At this point in what has been a fascinating round table, I think it useful to consider the comment that Sir Michael Howard made during the Clausewitz Conference of 2005, that being that “Clausewitz is a Rorschach Test”, meaning that readers tend to see in him what ever they are looking for. Translations indicate this as well, with the various English translations of On War reflecting what were the dominate strategic emphasis or concern at the time of translation.
There is nothing especially surprising about this, more the nature of human inquiry. How On War is approached will depend very much on the specific epoch, concerns and culture of the reader. Still there are three points which must be considered in reading On War imo since they do relate to the nature of the work.
First, a knowledge of Napoleonic warfare, and Prussian history and culture is very useful, including the concept of Bildung, for which there is no direct English translation. Consider it self-education and development.

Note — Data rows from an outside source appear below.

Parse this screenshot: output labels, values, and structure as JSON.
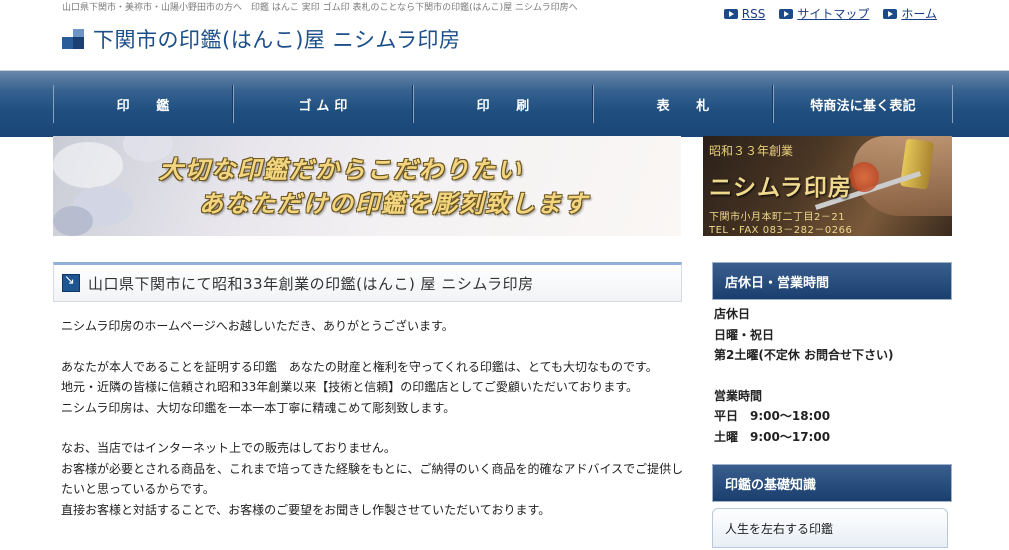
{
  "header": {
    "tagline": "山口県下関市・美祢市・山陽小野田市の方へ　印鑑 はんこ 実印 ゴム印 表札のことなら下関市の印鑑(はんこ)屋 ニシムラ印房へ",
    "site_title": "下関市の印鑑(はんこ)屋 ニシムラ印房",
    "links": [
      "RSS",
      "サイトマップ",
      "ホーム"
    ]
  },
  "nav": {
    "items": [
      "印　　鑑",
      "ゴ ム 印",
      "印　　刷",
      "表　　札",
      "特商法に基く表記"
    ]
  },
  "banner": {
    "line1": "大切な印鑑だからこだわりたい",
    "line2": "あなただけの印鑑を彫刻致します",
    "since": "昭和３３年創業",
    "shop_name": "ニシムラ印房",
    "address": "下関市小月本町二丁目2－21",
    "tel": "TEL・FAX 083－282－0266"
  },
  "main": {
    "section_title": "山口県下関市にて昭和33年創業の印鑑(はんこ) 屋 ニシムラ印房",
    "paragraphs": [
      "ニシムラ印房のホームページへお越しいただき、ありがとうございます。",
      "",
      "あなたが本人であることを証明する印鑑　あなたの財産と権利を守ってくれる印鑑は、とても大切なものです。",
      "地元・近隣の皆様に信頼され昭和33年創業以来【技術と信頼】の印鑑店としてご愛顧いただいております。",
      "ニシムラ印房は、大切な印鑑を一本一本丁寧に精魂こめて彫刻致します。",
      "",
      "なお、当店ではインターネット上での販売はしておりません。",
      "お客様が必要とされる商品を、これまで培ってきた経験をもとに、ご納得のいく商品を的確なアドバイスでご提供し",
      "たいと思っているからです。",
      "直接お客様と対話することで、お客様のご要望をお聞きし作製させていただいております。"
    ]
  },
  "sidebar": {
    "hours_title": "店休日・営業時間",
    "hours_lines": [
      "店休日",
      "日曜・祝日",
      "第2土曜(不定休 お問合せ下さい)",
      "",
      "営業時間",
      "平日　9:00～18:00",
      "土曜　9:00～17:00"
    ],
    "knowledge_title": "印鑑の基礎知識",
    "knowledge_items": [
      "人生を左右する印鑑"
    ]
  },
  "colors": {
    "nav_bg": "#1f4e80",
    "title_blue": "#1c4f8a",
    "banner_text_gold": "#f2d57e"
  }
}
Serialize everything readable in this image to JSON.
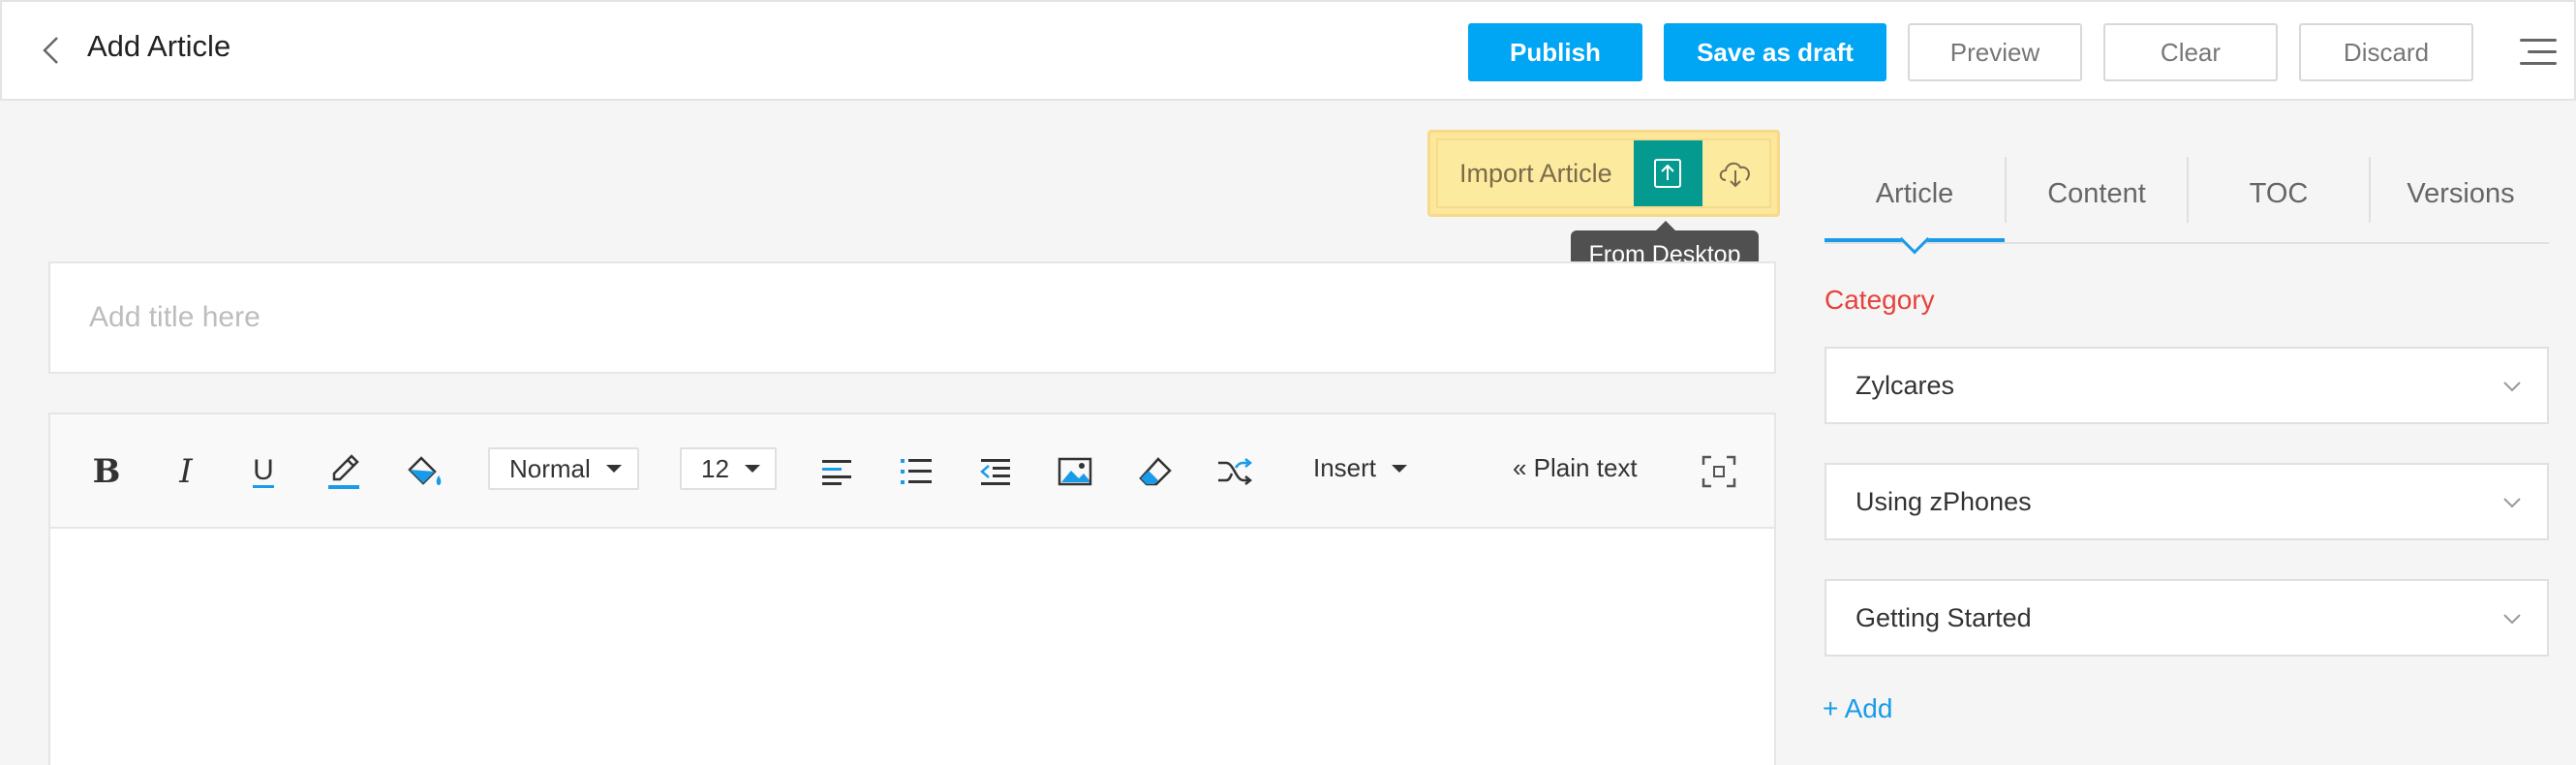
{
  "header": {
    "title": "Add Article",
    "buttons": {
      "publish": "Publish",
      "save_draft": "Save as draft",
      "preview": "Preview",
      "clear": "Clear",
      "discard": "Discard"
    }
  },
  "import": {
    "label": "Import Article",
    "tooltip": "From Desktop",
    "icons": [
      "upload-icon",
      "cloud-download-icon"
    ]
  },
  "editor": {
    "title_placeholder": "Add title here",
    "toolbar": {
      "format_value": "Normal",
      "size_value": "12",
      "insert_label": "Insert",
      "plain_text_label": "« Plain text",
      "icons": [
        "bold-icon",
        "italic-icon",
        "underline-icon",
        "text-color-icon",
        "fill-color-icon",
        "align-left-icon",
        "bullet-list-icon",
        "outdent-icon",
        "image-icon",
        "eraser-icon",
        "shuffle-icon",
        "fullscreen-icon"
      ]
    }
  },
  "sidepanel": {
    "tabs": [
      "Article",
      "Content",
      "TOC",
      "Versions"
    ],
    "active_tab": "Article",
    "category_label": "Category",
    "categories": [
      "Zylcares",
      "Using zPhones",
      "Getting Started"
    ],
    "add_label": "+ Add"
  },
  "colors": {
    "primary": "#00a5f4",
    "accent_teal": "#059a8f",
    "import_bg": "#fde79b",
    "category_label": "#e8413b",
    "link": "#1a9be8"
  }
}
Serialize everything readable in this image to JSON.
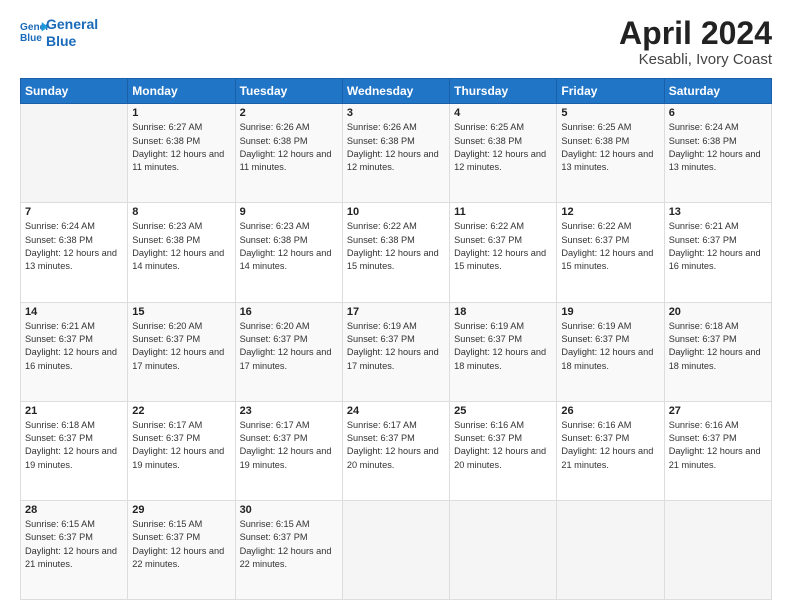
{
  "header": {
    "logo_line1": "General",
    "logo_line2": "Blue",
    "title": "April 2024",
    "subtitle": "Kesabli, Ivory Coast"
  },
  "weekdays": [
    "Sunday",
    "Monday",
    "Tuesday",
    "Wednesday",
    "Thursday",
    "Friday",
    "Saturday"
  ],
  "weeks": [
    [
      {
        "day": "",
        "sunrise": "",
        "sunset": "",
        "daylight": ""
      },
      {
        "day": "1",
        "sunrise": "Sunrise: 6:27 AM",
        "sunset": "Sunset: 6:38 PM",
        "daylight": "Daylight: 12 hours and 11 minutes."
      },
      {
        "day": "2",
        "sunrise": "Sunrise: 6:26 AM",
        "sunset": "Sunset: 6:38 PM",
        "daylight": "Daylight: 12 hours and 11 minutes."
      },
      {
        "day": "3",
        "sunrise": "Sunrise: 6:26 AM",
        "sunset": "Sunset: 6:38 PM",
        "daylight": "Daylight: 12 hours and 12 minutes."
      },
      {
        "day": "4",
        "sunrise": "Sunrise: 6:25 AM",
        "sunset": "Sunset: 6:38 PM",
        "daylight": "Daylight: 12 hours and 12 minutes."
      },
      {
        "day": "5",
        "sunrise": "Sunrise: 6:25 AM",
        "sunset": "Sunset: 6:38 PM",
        "daylight": "Daylight: 12 hours and 13 minutes."
      },
      {
        "day": "6",
        "sunrise": "Sunrise: 6:24 AM",
        "sunset": "Sunset: 6:38 PM",
        "daylight": "Daylight: 12 hours and 13 minutes."
      }
    ],
    [
      {
        "day": "7",
        "sunrise": "Sunrise: 6:24 AM",
        "sunset": "Sunset: 6:38 PM",
        "daylight": "Daylight: 12 hours and 13 minutes."
      },
      {
        "day": "8",
        "sunrise": "Sunrise: 6:23 AM",
        "sunset": "Sunset: 6:38 PM",
        "daylight": "Daylight: 12 hours and 14 minutes."
      },
      {
        "day": "9",
        "sunrise": "Sunrise: 6:23 AM",
        "sunset": "Sunset: 6:38 PM",
        "daylight": "Daylight: 12 hours and 14 minutes."
      },
      {
        "day": "10",
        "sunrise": "Sunrise: 6:22 AM",
        "sunset": "Sunset: 6:38 PM",
        "daylight": "Daylight: 12 hours and 15 minutes."
      },
      {
        "day": "11",
        "sunrise": "Sunrise: 6:22 AM",
        "sunset": "Sunset: 6:37 PM",
        "daylight": "Daylight: 12 hours and 15 minutes."
      },
      {
        "day": "12",
        "sunrise": "Sunrise: 6:22 AM",
        "sunset": "Sunset: 6:37 PM",
        "daylight": "Daylight: 12 hours and 15 minutes."
      },
      {
        "day": "13",
        "sunrise": "Sunrise: 6:21 AM",
        "sunset": "Sunset: 6:37 PM",
        "daylight": "Daylight: 12 hours and 16 minutes."
      }
    ],
    [
      {
        "day": "14",
        "sunrise": "Sunrise: 6:21 AM",
        "sunset": "Sunset: 6:37 PM",
        "daylight": "Daylight: 12 hours and 16 minutes."
      },
      {
        "day": "15",
        "sunrise": "Sunrise: 6:20 AM",
        "sunset": "Sunset: 6:37 PM",
        "daylight": "Daylight: 12 hours and 17 minutes."
      },
      {
        "day": "16",
        "sunrise": "Sunrise: 6:20 AM",
        "sunset": "Sunset: 6:37 PM",
        "daylight": "Daylight: 12 hours and 17 minutes."
      },
      {
        "day": "17",
        "sunrise": "Sunrise: 6:19 AM",
        "sunset": "Sunset: 6:37 PM",
        "daylight": "Daylight: 12 hours and 17 minutes."
      },
      {
        "day": "18",
        "sunrise": "Sunrise: 6:19 AM",
        "sunset": "Sunset: 6:37 PM",
        "daylight": "Daylight: 12 hours and 18 minutes."
      },
      {
        "day": "19",
        "sunrise": "Sunrise: 6:19 AM",
        "sunset": "Sunset: 6:37 PM",
        "daylight": "Daylight: 12 hours and 18 minutes."
      },
      {
        "day": "20",
        "sunrise": "Sunrise: 6:18 AM",
        "sunset": "Sunset: 6:37 PM",
        "daylight": "Daylight: 12 hours and 18 minutes."
      }
    ],
    [
      {
        "day": "21",
        "sunrise": "Sunrise: 6:18 AM",
        "sunset": "Sunset: 6:37 PM",
        "daylight": "Daylight: 12 hours and 19 minutes."
      },
      {
        "day": "22",
        "sunrise": "Sunrise: 6:17 AM",
        "sunset": "Sunset: 6:37 PM",
        "daylight": "Daylight: 12 hours and 19 minutes."
      },
      {
        "day": "23",
        "sunrise": "Sunrise: 6:17 AM",
        "sunset": "Sunset: 6:37 PM",
        "daylight": "Daylight: 12 hours and 19 minutes."
      },
      {
        "day": "24",
        "sunrise": "Sunrise: 6:17 AM",
        "sunset": "Sunset: 6:37 PM",
        "daylight": "Daylight: 12 hours and 20 minutes."
      },
      {
        "day": "25",
        "sunrise": "Sunrise: 6:16 AM",
        "sunset": "Sunset: 6:37 PM",
        "daylight": "Daylight: 12 hours and 20 minutes."
      },
      {
        "day": "26",
        "sunrise": "Sunrise: 6:16 AM",
        "sunset": "Sunset: 6:37 PM",
        "daylight": "Daylight: 12 hours and 21 minutes."
      },
      {
        "day": "27",
        "sunrise": "Sunrise: 6:16 AM",
        "sunset": "Sunset: 6:37 PM",
        "daylight": "Daylight: 12 hours and 21 minutes."
      }
    ],
    [
      {
        "day": "28",
        "sunrise": "Sunrise: 6:15 AM",
        "sunset": "Sunset: 6:37 PM",
        "daylight": "Daylight: 12 hours and 21 minutes."
      },
      {
        "day": "29",
        "sunrise": "Sunrise: 6:15 AM",
        "sunset": "Sunset: 6:37 PM",
        "daylight": "Daylight: 12 hours and 22 minutes."
      },
      {
        "day": "30",
        "sunrise": "Sunrise: 6:15 AM",
        "sunset": "Sunset: 6:37 PM",
        "daylight": "Daylight: 12 hours and 22 minutes."
      },
      {
        "day": "",
        "sunrise": "",
        "sunset": "",
        "daylight": ""
      },
      {
        "day": "",
        "sunrise": "",
        "sunset": "",
        "daylight": ""
      },
      {
        "day": "",
        "sunrise": "",
        "sunset": "",
        "daylight": ""
      },
      {
        "day": "",
        "sunrise": "",
        "sunset": "",
        "daylight": ""
      }
    ]
  ]
}
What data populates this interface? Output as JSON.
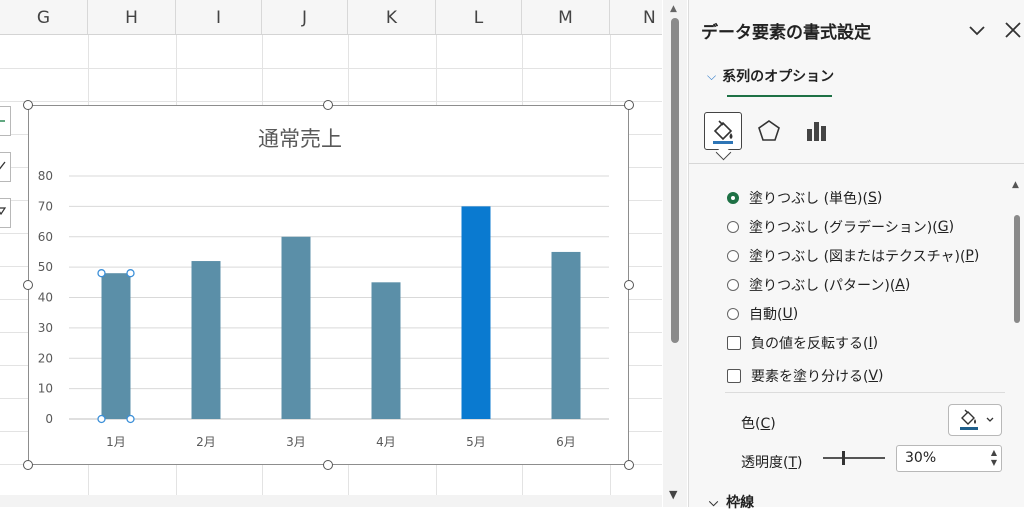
{
  "sheet": {
    "columns": [
      "G",
      "H",
      "I",
      "J",
      "K",
      "L",
      "M",
      "N"
    ]
  },
  "chart_data": {
    "type": "bar",
    "title": "通常売上",
    "categories": [
      "1月",
      "2月",
      "3月",
      "4月",
      "5月",
      "6月"
    ],
    "values": [
      48,
      52,
      60,
      45,
      70,
      55
    ],
    "ylim": [
      0,
      80
    ],
    "yticks": [
      0,
      10,
      20,
      30,
      40,
      50,
      60,
      70,
      80
    ],
    "grid": true,
    "bar_color": "#5b8fa8",
    "highlight_index": 4,
    "highlight_color": "#0a7ad0",
    "selected_index": 0
  },
  "pane": {
    "title": "データ要素の書式設定",
    "collapse_icon": "chevron-down-icon",
    "close_icon": "close-icon",
    "options_tab": "系列のオプション",
    "categories": [
      "fill-line-icon",
      "effects-pentagon-icon",
      "series-options-icon"
    ],
    "fill_options": [
      {
        "pre": "塗りつぶし (単色)(",
        "key": "S",
        "post": ")",
        "checked": true
      },
      {
        "pre": "塗りつぶし (グラデーション)(",
        "key": "G",
        "post": ")",
        "checked": false
      },
      {
        "pre": "塗りつぶし (図またはテクスチャ)(",
        "key": "P",
        "post": ")",
        "checked": false
      },
      {
        "pre": "塗りつぶし (パターン)(",
        "key": "A",
        "post": ")",
        "checked": false
      },
      {
        "pre": "自動(",
        "key": "U",
        "post": ")",
        "checked": false
      }
    ],
    "checks": [
      {
        "pre": "負の値を反転する(",
        "key": "I",
        "post": ")",
        "checked": false
      },
      {
        "pre": "要素を塗り分ける(",
        "key": "V",
        "post": ")",
        "checked": false
      }
    ],
    "color": {
      "pre": "色(",
      "key": "C",
      "post": ")",
      "swatch": "#1f5f8b"
    },
    "transparency": {
      "pre": "透明度(",
      "key": "T",
      "post": ")",
      "value": "30%",
      "level": 0.3
    },
    "line_section": "枠線"
  }
}
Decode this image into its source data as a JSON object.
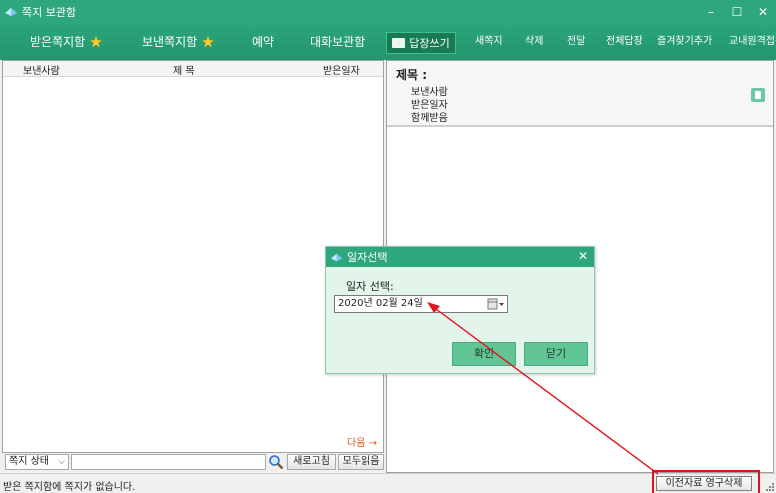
{
  "window": {
    "title": "쪽지 보관함",
    "controls": [
      "–",
      "☐",
      "✕"
    ]
  },
  "nav": {
    "received": "받은쪽지함",
    "sent": "보낸쪽지함",
    "reserved": "예약",
    "conversation": "대화보관함",
    "reply": "답장쓰기",
    "new": "새쪽지",
    "delete": "삭제",
    "forward": "전달",
    "reply_all": "전체답장",
    "add_favorite": "즐겨찾기추가",
    "teacher": "교내원격접속"
  },
  "list": {
    "col_sender": "보낸사람",
    "col_subject": "제 목",
    "col_date": "받은일자",
    "next": "다음 →"
  },
  "toolbar": {
    "status_select": "쪽지 상태",
    "refresh": "새로고침",
    "read_all": "모두읽음"
  },
  "detail": {
    "subject_label": "제목 :",
    "sender_label": "보낸사람",
    "date_label": "받은일자",
    "cc_label": "함께받음"
  },
  "status": {
    "message": "받은 쪽지함에 쪽지가 없습니다.",
    "purge_button": "이전자료 영구삭제"
  },
  "dialog": {
    "title": "일자선택",
    "field_label": "일자 선택:",
    "date_value": "2020년 02월 24일",
    "ok": "확인",
    "close": "닫기"
  },
  "colors": {
    "accent": "#2fa77d",
    "annotation": "#e0121a"
  }
}
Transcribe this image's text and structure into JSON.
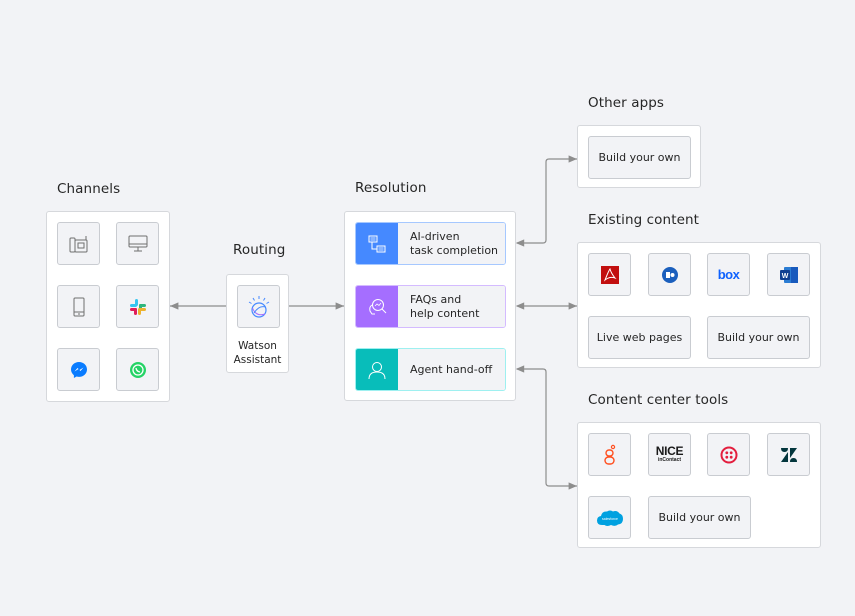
{
  "colors": {
    "background": "#f2f3f6",
    "ai_task": "#4589ff",
    "faq": "#a56eff",
    "agent": "#08bdba",
    "connector": "#8d8d8d"
  },
  "channels": {
    "title": "Channels",
    "items": [
      {
        "icon": "desk-phone-icon",
        "label": "Phone"
      },
      {
        "icon": "desktop-icon",
        "label": "Web"
      },
      {
        "icon": "mobile-icon",
        "label": "Mobile"
      },
      {
        "icon": "slack-icon",
        "label": "Slack"
      },
      {
        "icon": "messenger-icon",
        "label": "Messenger"
      },
      {
        "icon": "whatsapp-icon",
        "label": "WhatsApp"
      }
    ]
  },
  "routing": {
    "title": "Routing",
    "assistant_label": "Watson\nAssistant",
    "icon": "watson-icon"
  },
  "resolution": {
    "title": "Resolution",
    "items": [
      {
        "label": "AI-driven\ntask completion",
        "icon": "workflow-icon",
        "color_key": "ai_task"
      },
      {
        "label": "FAQs and\nhelp content",
        "icon": "faq-search-icon",
        "color_key": "faq"
      },
      {
        "label": "Agent hand-off",
        "icon": "user-icon",
        "color_key": "agent"
      }
    ]
  },
  "other_apps": {
    "title": "Other apps",
    "build_label": "Build your own"
  },
  "existing_content": {
    "title": "Existing content",
    "icons": [
      "adobe-pdf-icon",
      "sharepoint-icon",
      "box-icon",
      "word-icon"
    ],
    "box_text": "box",
    "live_web_label": "Live web pages",
    "build_label": "Build your own"
  },
  "content_center_tools": {
    "title": "Content center tools",
    "icons": [
      "genesys-icon",
      "nice-incontact-icon",
      "twilio-icon",
      "zendesk-icon",
      "salesforce-icon"
    ],
    "nice_text": "NICE",
    "nice_sub": "inContact",
    "salesforce_text": "salesforce",
    "build_label": "Build your own"
  }
}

For instance On War is expected to contribute to the Bildung of a military commander, allow him a theory in which to develop his sense of judgment in which to make tactical, or rather strategic command decisions.